Posted onPosted on 2nd Oct
Riot of colour in country parks

Visitors to Nottinghamshire’s country parks have been enjoying the mild and warm weather in recent weeks – but the county council’s country park rangers say autumn is very much on track.

The lack of frosts mean that nature is still witnessing the last of the summer season, with leaves on the trees only just starting to change colour and some birds only starting to migrate to warmer climes.

Despite the warm conditions over September, rangers expect that October to herald the start of the riot of colour expected on trees, hedgerows and across its country parks.

Paul Cook, Nottinghamshire County Council’s Assistant Site Manager at Sherwood Forest Country Park, said: “This last weekend was a bumper one with everyone enjoying warm sunshine. We had thousands of visitors and the ice-cream van took record takings for the last week of September. We had around 120 children taking part in the outlaws assault course which proved very popular.

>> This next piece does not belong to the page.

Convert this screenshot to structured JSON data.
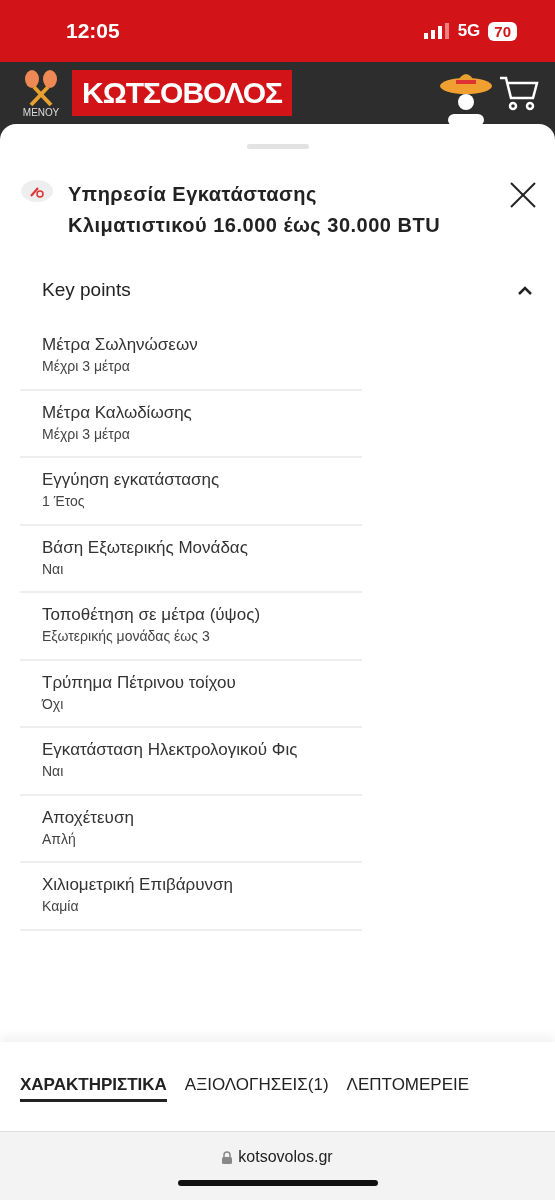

“In comparison to last year when it was very windy, we have yet to see the real changes that autumn brings – but it is still very much on track, and the changes will increase as temperatures start to change in the coming weeks.”

At Sherwood, bracken has started to change colour, and willow and birch are starting to lose their leaves and change colour. There is also a bumper crop of acorns which will be ready for harvesting when Sherwood hosts the annual Seed Hunt Sunday in October.

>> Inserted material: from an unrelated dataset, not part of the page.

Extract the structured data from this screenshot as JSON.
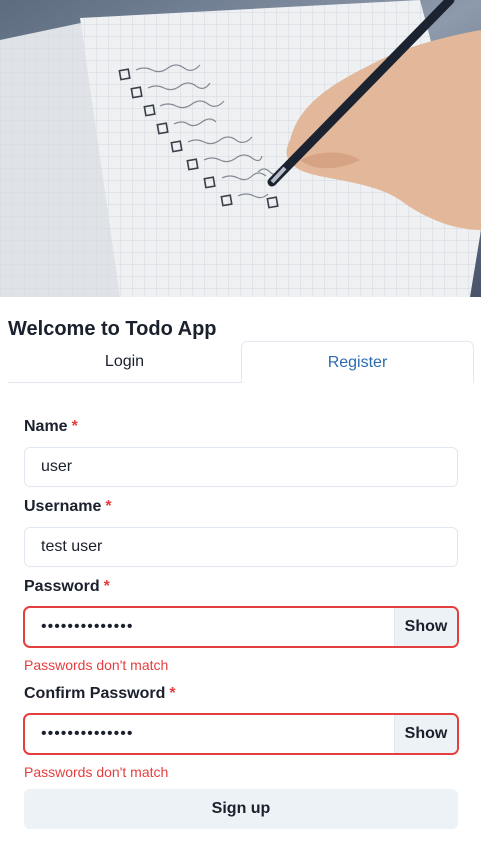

In terms of wildlife, around 30 people attended a popular Nocturnal Walk last week, but bats are leaving their roosts at dusk which is now getting earlier as the nights start drawing in, while migrating birds such as black caps and red starts are still to make the long flight to Africa for the winter.

At Rufford Abbey, county council ranger Joanne Elliot-Presland said: “We have pond skaters and other minibeasts still around in the wetland areas and unusually for this time of year are holding a pond-dipping session with a school this week. Usually, these sorts of events would have ended a few weeks ago, but the insects are still around with the warm weather.”

Again, the country park has been popular with visitors – thousands of people attended last weekend’s On the Home Front 1940s event, and trees are just starting to turn greenish-yellow and starting to fall, as the seasons begin to change.

Meanwhile at Bestwood Country Park, the last weekend was popular for mountainbikers, horseriders and families as people enjoyed the warm weather.

In terms of wildlife, starlings, black caps and martins have started to migrate over the last couple of weeks, while chiffchaffs are still on site. Redwings and fieldfares have started to arrive from Scandanavia as the weather starts to cool.

Sue McDonald, Community Liaison Officer for the country parks service, said: “Things are starting to happen in relation to autumn changes here at Bestwood. The moths have disappeared as the weather starts to cool along with the butterflies, but mushrooms and fungi have still to appear and the leaves are just starting to fall.”

For more details on forthcoming events at Nottinghamshire’s country parks, visit: